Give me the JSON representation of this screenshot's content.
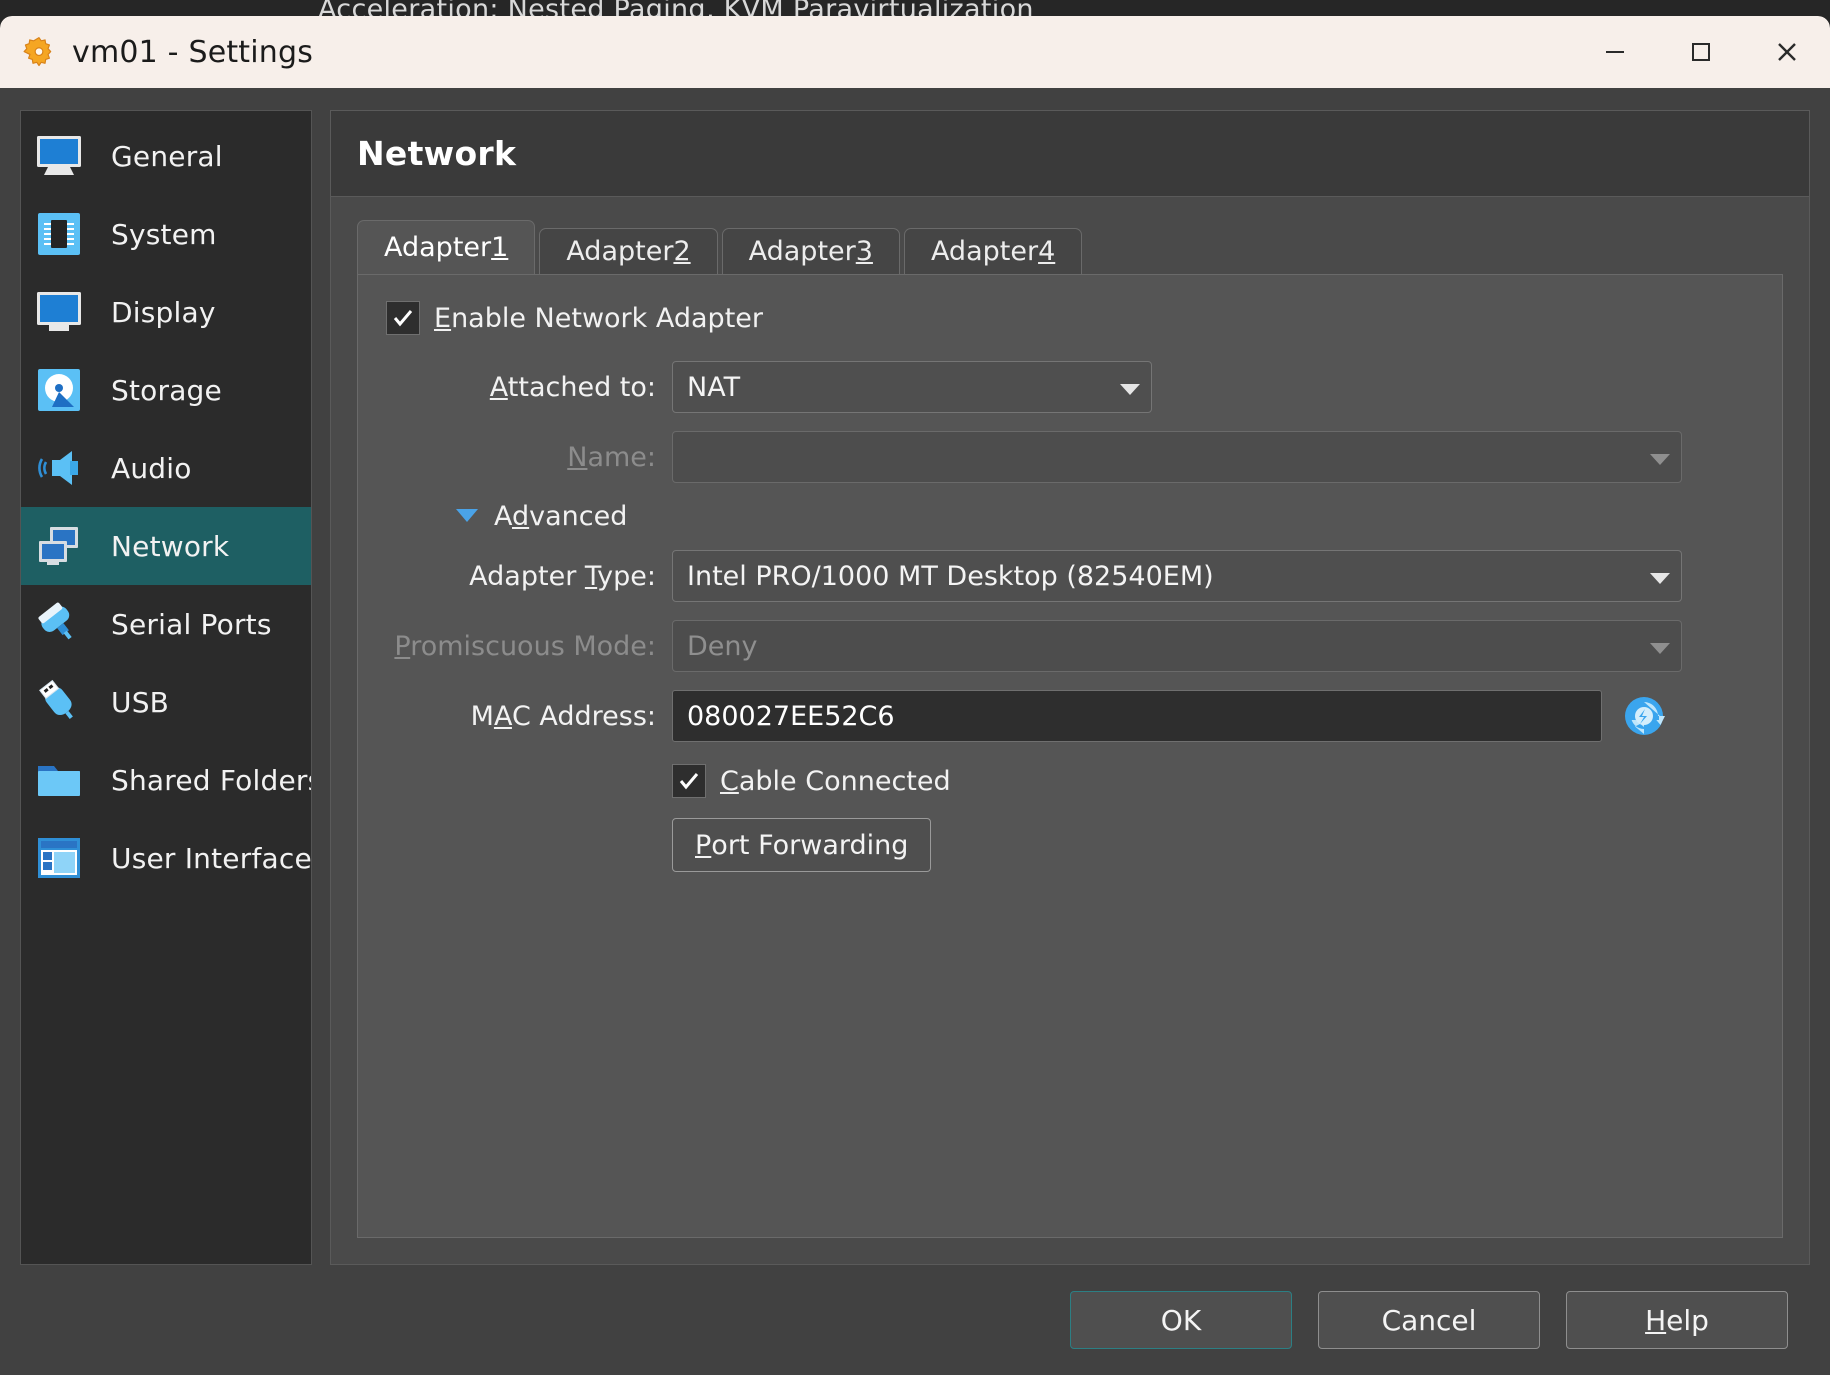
{
  "background": {
    "clipped_text": "Acceleration:     Nested Paging, KVM Paravirtualization"
  },
  "titlebar": {
    "icon": "gear-icon",
    "title": "vm01 - Settings",
    "minimize_label": "Minimize",
    "maximize_label": "Maximize",
    "close_label": "Close"
  },
  "sidebar": {
    "items": [
      {
        "label": "General",
        "icon": "monitor-icon",
        "selected": false
      },
      {
        "label": "System",
        "icon": "cpu-chip-icon",
        "selected": false
      },
      {
        "label": "Display",
        "icon": "display-monitor-icon",
        "selected": false
      },
      {
        "label": "Storage",
        "icon": "hard-disk-icon",
        "selected": false
      },
      {
        "label": "Audio",
        "icon": "speaker-icon",
        "selected": false
      },
      {
        "label": "Network",
        "icon": "network-icon",
        "selected": true
      },
      {
        "label": "Serial Ports",
        "icon": "serial-port-icon",
        "selected": false
      },
      {
        "label": "USB",
        "icon": "usb-icon",
        "selected": false
      },
      {
        "label": "Shared Folders",
        "icon": "folder-icon",
        "selected": false
      },
      {
        "label": "User Interface",
        "icon": "window-layout-icon",
        "selected": false
      }
    ]
  },
  "content": {
    "title": "Network",
    "tabs": [
      {
        "label": "Adapter ",
        "mnemonic": "1",
        "active": true
      },
      {
        "label": "Adapter ",
        "mnemonic": "2",
        "active": false
      },
      {
        "label": "Adapter ",
        "mnemonic": "3",
        "active": false
      },
      {
        "label": "Adapter ",
        "mnemonic": "4",
        "active": false
      }
    ],
    "enable_adapter": {
      "label_prefix": "",
      "mnemonic": "E",
      "label_rest": "nable Network Adapter",
      "checked": true
    },
    "attached_to": {
      "label_prefix": "",
      "mnemonic": "A",
      "label_rest": "ttached to:",
      "value": "NAT",
      "disabled": false
    },
    "name_field": {
      "label_prefix": "",
      "mnemonic": "N",
      "label_rest": "ame:",
      "value": "",
      "disabled": true
    },
    "advanced": {
      "label_prefix": "A",
      "mnemonic": "d",
      "label_rest": "vanced",
      "expanded": true,
      "icon": "triangle-down-icon"
    },
    "adapter_type": {
      "label_prefix": "Adapter ",
      "mnemonic": "T",
      "label_rest": "ype:",
      "value": "Intel PRO/1000 MT Desktop (82540EM)",
      "disabled": false
    },
    "promiscuous_mode": {
      "label_prefix": "",
      "mnemonic": "P",
      "label_rest": "romiscuous Mode:",
      "value": "Deny",
      "disabled": true
    },
    "mac_address": {
      "label_prefix": "M",
      "mnemonic": "A",
      "label_rest": "C Address:",
      "value": "080027EE52C6",
      "refresh_icon": "refresh-mac-icon"
    },
    "cable_connected": {
      "label_prefix": "",
      "mnemonic": "C",
      "label_rest": "able Connected",
      "checked": true
    },
    "port_forwarding": {
      "label_prefix": "",
      "mnemonic": "P",
      "label_rest": "ort Forwarding"
    }
  },
  "footer": {
    "ok": {
      "label_prefix": "OK",
      "mnemonic": "",
      "label_rest": ""
    },
    "cancel": {
      "label_prefix": "Cancel",
      "mnemonic": "",
      "label_rest": ""
    },
    "help": {
      "label_prefix": "",
      "mnemonic": "H",
      "label_rest": "elp"
    }
  },
  "colors": {
    "titlebar_bg": "#f7efea",
    "sidebar_bg": "#2b2b2b",
    "selection_teal": "#1e5f63",
    "panel_bg": "#555555",
    "accent_blue": "#4aa3e8"
  }
}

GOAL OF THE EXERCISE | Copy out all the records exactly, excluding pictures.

RESULT OF THIS EXERCISE |
Give me the JSON representation of this screenshot's content.
{
  "background": {
    "clipped_text": "Acceleration:     Nested Paging, KVM Paravirtualization"
  },
  "titlebar": {
    "icon": "gear-icon",
    "title": "vm01 - Settings",
    "minimize_label": "Minimize",
    "maximize_label": "Maximize",
    "close_label": "Close"
  },
  "sidebar": {
    "items": [
      {
        "label": "General",
        "icon": "monitor-icon",
        "selected": false
      },
      {
        "label": "System",
        "icon": "cpu-chip-icon",
        "selected": false
      },
      {
        "label": "Display",
        "icon": "display-monitor-icon",
        "selected": false
      },
      {
        "label": "Storage",
        "icon": "hard-disk-icon",
        "selected": false
      },
      {
        "label": "Audio",
        "icon": "speaker-icon",
        "selected": false
      },
      {
        "label": "Network",
        "icon": "network-icon",
        "selected": true
      },
      {
        "label": "Serial Ports",
        "icon": "serial-port-icon",
        "selected": false
      },
      {
        "label": "USB",
        "icon": "usb-icon",
        "selected": false
      },
      {
        "label": "Shared Folders",
        "icon": "folder-icon",
        "selected": false
      },
      {
        "label": "User Interface",
        "icon": "window-layout-icon",
        "selected": false
      }
    ]
  },
  "content": {
    "title": "Network",
    "tabs": [
      {
        "label": "Adapter ",
        "mnemonic": "1",
        "active": true
      },
      {
        "label": "Adapter ",
        "mnemonic": "2",
        "active": false
      },
      {
        "label": "Adapter ",
        "mnemonic": "3",
        "active": false
      },
      {
        "label": "Adapter ",
        "mnemonic": "4",
        "active": false
      }
    ],
    "enable_adapter": {
      "label_prefix": "",
      "mnemonic": "E",
      "label_rest": "nable Network Adapter",
      "checked": true
    },
    "attached_to": {
      "label_prefix": "",
      "mnemonic": "A",
      "label_rest": "ttached to:",
      "value": "NAT",
      "disabled": false
    },
    "name_field": {
      "label_prefix": "",
      "mnemonic": "N",
      "label_rest": "ame:",
      "value": "",
      "disabled": true
    },
    "advanced": {
      "label_prefix": "A",
      "mnemonic": "d",
      "label_rest": "vanced",
      "expanded": true,
      "icon": "triangle-down-icon"
    },
    "adapter_type": {
      "label_prefix": "Adapter ",
      "mnemonic": "T",
      "label_rest": "ype:",
      "value": "Intel PRO/1000 MT Desktop (82540EM)",
      "disabled": false
    },
    "promiscuous_mode": {
      "label_prefix": "",
      "mnemonic": "P",
      "label_rest": "romiscuous Mode:",
      "value": "Deny",
      "disabled": true
    },
    "mac_address": {
      "label_prefix": "M",
      "mnemonic": "A",
      "label_rest": "C Address:",
      "value": "080027EE52C6",
      "refresh_icon": "refresh-mac-icon"
    },
    "cable_connected": {
      "label_prefix": "",
      "mnemonic": "C",
      "label_rest": "able Connected",
      "checked": true
    },
    "port_forwarding": {
      "label_prefix": "",
      "mnemonic": "P",
      "label_rest": "ort Forwarding"
    }
  },
  "footer": {
    "ok": {
      "label_prefix": "OK",
      "mnemonic": "",
      "label_rest": ""
    },
    "cancel": {
      "label_prefix": "Cancel",
      "mnemonic": "",
      "label_rest": ""
    },
    "help": {
      "label_prefix": "",
      "mnemonic": "H",
      "label_rest": "elp"
    }
  },
  "colors": {
    "titlebar_bg": "#f7efea",
    "sidebar_bg": "#2b2b2b",
    "selection_teal": "#1e5f63",
    "panel_bg": "#555555",
    "accent_blue": "#4aa3e8"
  }
}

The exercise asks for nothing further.